Delicious served warm or cold, courtesy of our friends at Clarence Court Eggs.
2 Burford Brown egg yolks
250g plain flour
Pinch of salt
80g cold unsalted butter, cut into cubes
30g cold lard, cut into cubes
40g finely grated parmesan or mature cheddar
A few sprigs of thyme, leaves picked
A good pinch of ground black pepper
4 tablespoons cold water
2 large Burford Brown eggs plus 1 yolk
2 leeks, trimmed
1 tablespoon unsalted butter
1 tablespoon olive oil
4 rashers streaky smoked bacon
200ml double cream
200ml creme fraiche
2 teaspoons wholegrain mustard
Sea salt and ground black pepper
50g soft goats cheese (optional)
1. Start by making the pastry. In a large bowl sift in the flour with the salt. Add the butter and lard, rubbing in with your finger tips to make rough “breadcrumbs”. Stir in the cheese, thyme leaves and pepper. In a small bowl whisk the egg yolks together with 1 or 2 tablespoons of water, add to the bowl of breadcrumbs and mix in with a dinner knife to form larger pieces of smooth dough that will eventually come together as one piece. Add a little more water if it’s really dry but try not to add too much. Loosely shape into a rectangle, wrap in cling film and leave to chill in the fridge for 30 minutes.
2. Preheat the oven to 180c/ 350f/ gas mark 4. Very lightly dust a clean work surface and a rolling pin with a little flour. Take a 12 cm x 35cm rectangular loose bottomed tart tin or a 23cm loose bottomed round tart tin. When the pastry has rested, unwrap and place on the floured work surface. Carefully roll out the pastry, moving it in quarter turns after each couple of rolls until it is the thickness of a pound coin and you can line the tart tin with overhang. Roll the pastry loosely up around the rolling pin and drape it over the tart tin. Carefully press the pastry into the tart tin and up the sides. Trim off the overhang and use it to patch up any holes. Prick the base of the tart case with a fork and place the tin back in to the fridge or freezer to chill for a further 20-30 minutes.
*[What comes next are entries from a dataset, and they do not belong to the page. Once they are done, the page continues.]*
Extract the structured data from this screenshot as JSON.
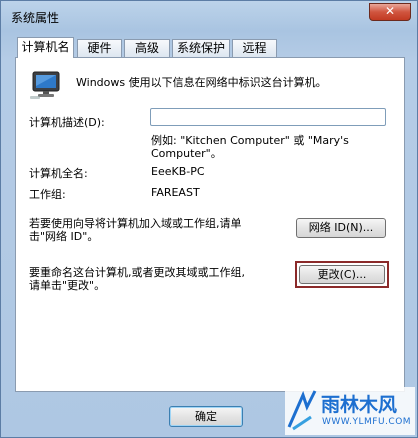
{
  "window": {
    "title": "系统属性",
    "close_glyph": "✕"
  },
  "tabs": [
    {
      "label": "计算机名"
    },
    {
      "label": "硬件"
    },
    {
      "label": "高级"
    },
    {
      "label": "系统保护"
    },
    {
      "label": "远程"
    }
  ],
  "info_text": "Windows 使用以下信息在网络中标识这台计算机。",
  "description": {
    "label": "计算机描述(D):",
    "value": "",
    "example_line1": "例如: \"Kitchen Computer\" 或 \"Mary's",
    "example_line2": "Computer\"。"
  },
  "full_name": {
    "label": "计算机全名:",
    "value": "EeeKB-PC"
  },
  "workgroup": {
    "label": "工作组:",
    "value": "FAREAST"
  },
  "network_id": {
    "text_line1": "若要使用向导将计算机加入域或工作组,请单",
    "text_line2": "击\"网络 ID\"。",
    "button_label": "网络 ID(N)..."
  },
  "rename": {
    "text_line1": "要重命名这台计算机,或者更改其域或工作组,",
    "text_line2": "请单击\"更改\"。",
    "button_label": "更改(C)..."
  },
  "footer": {
    "ok_label": "确定"
  },
  "watermark": {
    "brand": "雨林木风",
    "url": "WWW.YLMFU.COM"
  },
  "colors": {
    "focus_ring": "#8b2a2a",
    "close_button": "#c23a22",
    "brand_blue": "#1d6fd0"
  }
}
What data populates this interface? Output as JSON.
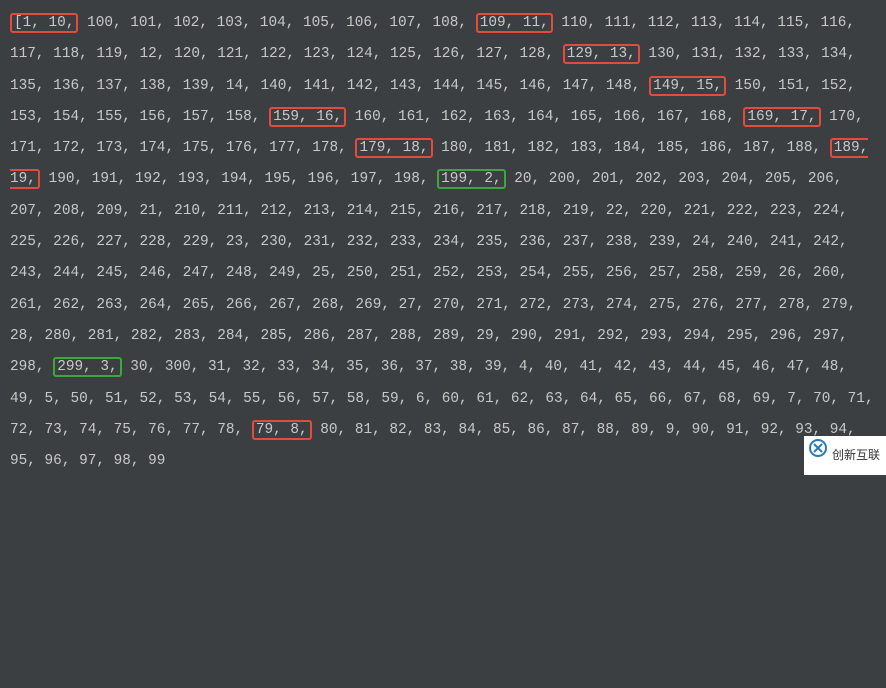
{
  "tokens": [
    {
      "text": "[1, 10,",
      "style": "box-red"
    },
    {
      "text": " 100, 101, 102, 103, 104, 105, 106, 107, 108, "
    },
    {
      "text": "109, 11,",
      "style": "box-red"
    },
    {
      "text": " 110, 111, 112, 113, 114, 115, 116, 117, 118, 119, 12, 120, 121, 122, 123, 124, 125, 126, 127, 128, "
    },
    {
      "text": "129, 13,",
      "style": "box-red"
    },
    {
      "text": " 130, 131, 132, 133, 134, 135, 136, 137, 138, 139, 14, 140, 141, 142, 143, 144, 145, 146, 147, 148, "
    },
    {
      "text": "149, 15,",
      "style": "box-red"
    },
    {
      "text": " 150, 151, 152, 153, 154, 155, 156, 157, 158, "
    },
    {
      "text": "159, 16,",
      "style": "box-red"
    },
    {
      "text": " 160, 161, 162, 163, 164, 165, 166, 167, 168, "
    },
    {
      "text": "169, 17,",
      "style": "box-red"
    },
    {
      "text": " 170, 171, 172, 173, 174, 175, 176, 177, 178, "
    },
    {
      "text": "179, 18,",
      "style": "box-red"
    },
    {
      "text": " 180, 181, 182, 183, 184, 185, 186, 187, 188, "
    },
    {
      "text": "189, 19,",
      "style": "box-red"
    },
    {
      "text": " 190, 191, 192, 193, 194, 195, 196, 197, 198, "
    },
    {
      "text": "199, 2,",
      "style": "box-green"
    },
    {
      "text": " 20, 200, 201, 202, 203, 204, 205, 206, 207, 208, 209, 21, 210, 211, 212, 213, 214, 215, 216, 217, 218, 219, 22, 220, 221, 222, 223, 224, 225, 226, 227, 228, 229, 23, 230, 231, 232, 233, 234, 235, 236, 237, 238, 239, 24, 240, 241, 242, 243, 244, 245, 246, 247, 248, 249, 25, 250, 251, 252, 253, 254, 255, 256, 257, 258, 259, 26, 260, 261, 262, 263, 264, 265, 266, 267, 268, 269, 27, 270, 271, 272, 273, 274, 275, 276, 277, 278, 279, 28, 280, 281, 282, 283, 284, 285, 286, 287, 288, 289, 29, 290, 291, 292, 293, 294, 295, 296, 297, 298, "
    },
    {
      "text": "299, 3,",
      "style": "box-green"
    },
    {
      "text": " 30, 300, 31, 32, 33, 34, 35, 36, 37, 38, 39, 4, 40, 41, 42, 43, 44, 45, 46, 47, 48, 49, 5, 50, 51, 52, 53, 54, 55, 56, 57, 58, 59, 6, 60, 61, 62, 63, 64, 65, 66, 67, 68, 69, 7, 70, 71, 72, 73, 74, 75, 76, 77, 78, "
    },
    {
      "text": "79, 8,",
      "style": "box-red"
    },
    {
      "text": " 80, 81, 82, 83, 84, 85, 86, 87, 88, 89, 9, 90, 91, 92, 93, 94, 95, 96, 97, 98, 99"
    }
  ],
  "watermark": {
    "text": "创新互联"
  }
}
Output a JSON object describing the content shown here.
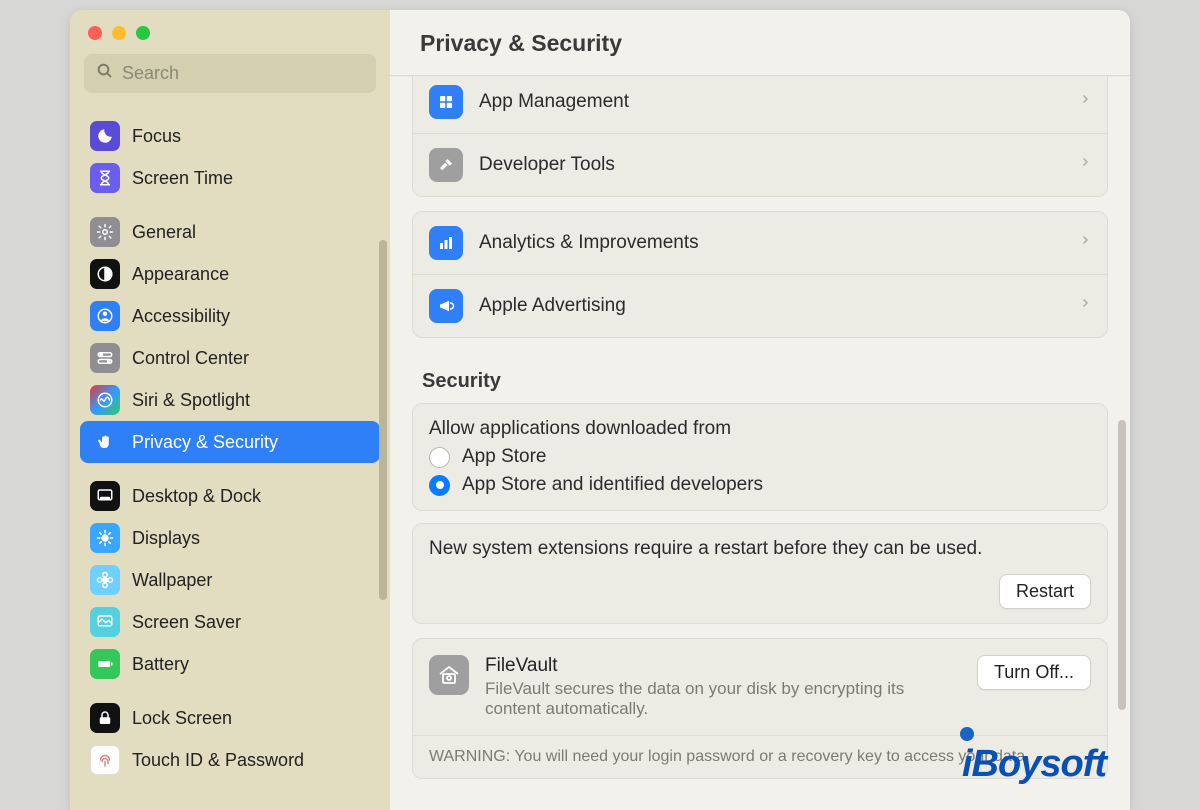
{
  "header": {
    "title": "Privacy & Security"
  },
  "search": {
    "placeholder": "Search"
  },
  "sidebar": {
    "items": [
      {
        "label": "Focus",
        "icon": "moon",
        "bg": "#5a4bd6"
      },
      {
        "label": "Screen Time",
        "icon": "hourglass",
        "bg": "#6a5ef0"
      },
      {
        "label": "General",
        "icon": "gear",
        "bg": "#8e8e93"
      },
      {
        "label": "Appearance",
        "icon": "contrast",
        "bg": "#111"
      },
      {
        "label": "Accessibility",
        "icon": "person",
        "bg": "#2f7ff6"
      },
      {
        "label": "Control Center",
        "icon": "switches",
        "bg": "#8e8e93"
      },
      {
        "label": "Siri & Spotlight",
        "icon": "siri",
        "bg": "linear-gradient(135deg,#e33,#39f,#3c6)"
      },
      {
        "label": "Privacy & Security",
        "icon": "hand",
        "bg": "#2f7ff6",
        "selected": true
      },
      {
        "label": "Desktop & Dock",
        "icon": "dock",
        "bg": "#111"
      },
      {
        "label": "Displays",
        "icon": "sun",
        "bg": "#39a7ff"
      },
      {
        "label": "Wallpaper",
        "icon": "flower",
        "bg": "#6fcfff"
      },
      {
        "label": "Screen Saver",
        "icon": "screensaver",
        "bg": "#55d0e0"
      },
      {
        "label": "Battery",
        "icon": "battery",
        "bg": "#34c759"
      },
      {
        "label": "Lock Screen",
        "icon": "lock",
        "bg": "#111"
      },
      {
        "label": "Touch ID & Password",
        "icon": "fingerprint",
        "bg": "#fff"
      }
    ]
  },
  "top_rows": [
    {
      "label": "App Management",
      "icon": "apps",
      "bg": "#2f7ff6"
    },
    {
      "label": "Developer Tools",
      "icon": "hammer",
      "bg": "#9f9f9f"
    }
  ],
  "mid_rows": [
    {
      "label": "Analytics & Improvements",
      "icon": "bars",
      "bg": "#2f7ff6"
    },
    {
      "label": "Apple Advertising",
      "icon": "megaphone",
      "bg": "#2f7ff6"
    }
  ],
  "security": {
    "heading": "Security",
    "allow_label": "Allow applications downloaded from",
    "option_a": "App Store",
    "option_b": "App Store and identified developers",
    "selected": "b",
    "ext_msg": "New system extensions require a restart before they can be used.",
    "restart_btn": "Restart"
  },
  "filevault": {
    "title": "FileVault",
    "desc": "FileVault secures the data on your disk by encrypting its content automatically.",
    "btn": "Turn Off...",
    "warning": "WARNING: You will need your login password or a recovery key to access your data."
  },
  "watermark": "iBoysoft"
}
3. Meanwhile, place a pan of water on to boil and fill a large bowl half full with cold water and ice. Trim the asparagus, add to the pan of boiling water and cook for 1 minute. Quickly drain the asparagus, plunge into the bowl of cold water and place to one side. This will help the asparagus retain its colour and stop it from drying out too much when baked. Place a large frying pan on a medium heat. Add the butter and oil to the pan and allow to slowly melt. Trim, slice and wash the leeks and add to the pan. Slowly cook the leeks on a low heat until soft, golden and sweet (around 15 minutes).
4. Spoon out of the pan and place on a plate to cool. Wipe out the pan and place back on the heat. Slice the bacon and add to the pan, fry for a few minutes until crisp and add to the plate with the leeks to cool. When the pastry has had its second round of chilling. Remove from the fridge and place on a baking tray. Line the case with a piece of greaseproof paper and fill the case with baking beans or rice. Place in the oven and bake for 15 minutes.
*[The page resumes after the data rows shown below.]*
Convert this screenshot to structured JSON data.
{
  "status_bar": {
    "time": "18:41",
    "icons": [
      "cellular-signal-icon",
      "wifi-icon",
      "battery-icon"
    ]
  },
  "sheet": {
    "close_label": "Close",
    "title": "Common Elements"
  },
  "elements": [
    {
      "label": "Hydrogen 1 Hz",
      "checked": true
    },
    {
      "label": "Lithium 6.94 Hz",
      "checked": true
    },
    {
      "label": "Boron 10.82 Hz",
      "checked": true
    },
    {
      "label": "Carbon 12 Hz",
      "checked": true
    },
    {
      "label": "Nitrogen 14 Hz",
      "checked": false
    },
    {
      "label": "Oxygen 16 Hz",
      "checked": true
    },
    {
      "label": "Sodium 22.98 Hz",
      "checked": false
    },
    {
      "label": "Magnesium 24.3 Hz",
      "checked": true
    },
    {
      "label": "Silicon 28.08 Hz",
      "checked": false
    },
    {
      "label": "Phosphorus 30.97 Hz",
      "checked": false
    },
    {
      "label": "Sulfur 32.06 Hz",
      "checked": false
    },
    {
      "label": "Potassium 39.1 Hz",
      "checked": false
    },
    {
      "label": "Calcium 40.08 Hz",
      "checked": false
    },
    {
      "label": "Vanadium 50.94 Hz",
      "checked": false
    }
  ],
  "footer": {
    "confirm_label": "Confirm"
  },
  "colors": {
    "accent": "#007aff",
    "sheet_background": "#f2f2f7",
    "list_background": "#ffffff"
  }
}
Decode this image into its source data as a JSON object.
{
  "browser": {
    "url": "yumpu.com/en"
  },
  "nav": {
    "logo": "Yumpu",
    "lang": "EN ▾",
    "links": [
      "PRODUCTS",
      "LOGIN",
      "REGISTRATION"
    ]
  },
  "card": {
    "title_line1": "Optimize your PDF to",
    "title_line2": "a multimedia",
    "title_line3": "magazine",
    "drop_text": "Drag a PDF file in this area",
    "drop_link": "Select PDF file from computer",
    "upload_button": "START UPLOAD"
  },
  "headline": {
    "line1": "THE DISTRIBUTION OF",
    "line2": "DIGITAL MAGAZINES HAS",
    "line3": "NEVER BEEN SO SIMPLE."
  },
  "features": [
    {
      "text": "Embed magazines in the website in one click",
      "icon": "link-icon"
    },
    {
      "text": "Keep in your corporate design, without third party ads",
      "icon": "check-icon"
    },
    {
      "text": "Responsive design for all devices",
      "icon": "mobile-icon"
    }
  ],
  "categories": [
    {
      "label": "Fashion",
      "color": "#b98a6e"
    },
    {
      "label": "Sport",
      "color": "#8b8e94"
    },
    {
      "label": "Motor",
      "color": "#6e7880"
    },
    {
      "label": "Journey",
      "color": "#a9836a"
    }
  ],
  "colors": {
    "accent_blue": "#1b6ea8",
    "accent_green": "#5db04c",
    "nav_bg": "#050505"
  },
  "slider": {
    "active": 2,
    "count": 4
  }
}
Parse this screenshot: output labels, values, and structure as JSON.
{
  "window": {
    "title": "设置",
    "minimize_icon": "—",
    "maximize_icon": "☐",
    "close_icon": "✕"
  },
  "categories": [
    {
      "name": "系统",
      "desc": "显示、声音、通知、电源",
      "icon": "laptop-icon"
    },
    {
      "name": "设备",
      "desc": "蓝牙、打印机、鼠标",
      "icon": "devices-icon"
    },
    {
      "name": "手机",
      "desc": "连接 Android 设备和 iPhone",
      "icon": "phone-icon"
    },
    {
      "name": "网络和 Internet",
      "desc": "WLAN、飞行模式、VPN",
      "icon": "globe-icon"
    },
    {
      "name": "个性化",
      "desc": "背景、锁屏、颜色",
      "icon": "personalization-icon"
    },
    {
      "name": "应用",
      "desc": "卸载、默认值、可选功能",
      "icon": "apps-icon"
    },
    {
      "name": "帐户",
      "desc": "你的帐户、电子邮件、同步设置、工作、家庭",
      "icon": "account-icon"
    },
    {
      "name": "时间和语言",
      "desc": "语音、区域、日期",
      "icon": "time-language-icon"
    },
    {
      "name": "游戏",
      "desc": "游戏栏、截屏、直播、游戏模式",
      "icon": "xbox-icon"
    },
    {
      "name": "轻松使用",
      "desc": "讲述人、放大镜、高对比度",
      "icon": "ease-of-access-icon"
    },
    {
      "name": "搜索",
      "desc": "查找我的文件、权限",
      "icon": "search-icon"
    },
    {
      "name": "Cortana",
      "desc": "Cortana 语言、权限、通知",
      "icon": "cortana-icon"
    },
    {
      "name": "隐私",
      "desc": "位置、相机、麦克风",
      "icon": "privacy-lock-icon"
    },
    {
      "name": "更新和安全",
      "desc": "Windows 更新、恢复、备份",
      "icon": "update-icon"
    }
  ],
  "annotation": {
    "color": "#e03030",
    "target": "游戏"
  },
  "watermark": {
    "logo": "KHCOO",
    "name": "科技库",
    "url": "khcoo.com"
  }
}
5. When time is up carefully remove the baking beans and piece of greaseproof paper. Return the case to the oven and bake for a further 5 minutes until lightly golden. Remove the tart case from the oven and reduce the temperature down to 160 c/ 320 f/gas mark 3.
6. In a large mixing bowl whisk together the double cream, creme fraiche, eggs and mustard to make a smooth “custard”, then crumble in the cheese and season well. Spoon the leeks, bacon into the tart case the carefully pour the mixture into the prepared tart case. Remove the asparagus from the water and pat dry.
7. Arrange the asparagus spears over the tart and push them down a little to be halfway submerged. Place the tart back into the oven and bake for 25-30 minutes until golden and set. When the tart is ready remove from the oven and allow to cool a little. Serve warm or cold.
Courtesy of our friends at Clarence Court Eggs.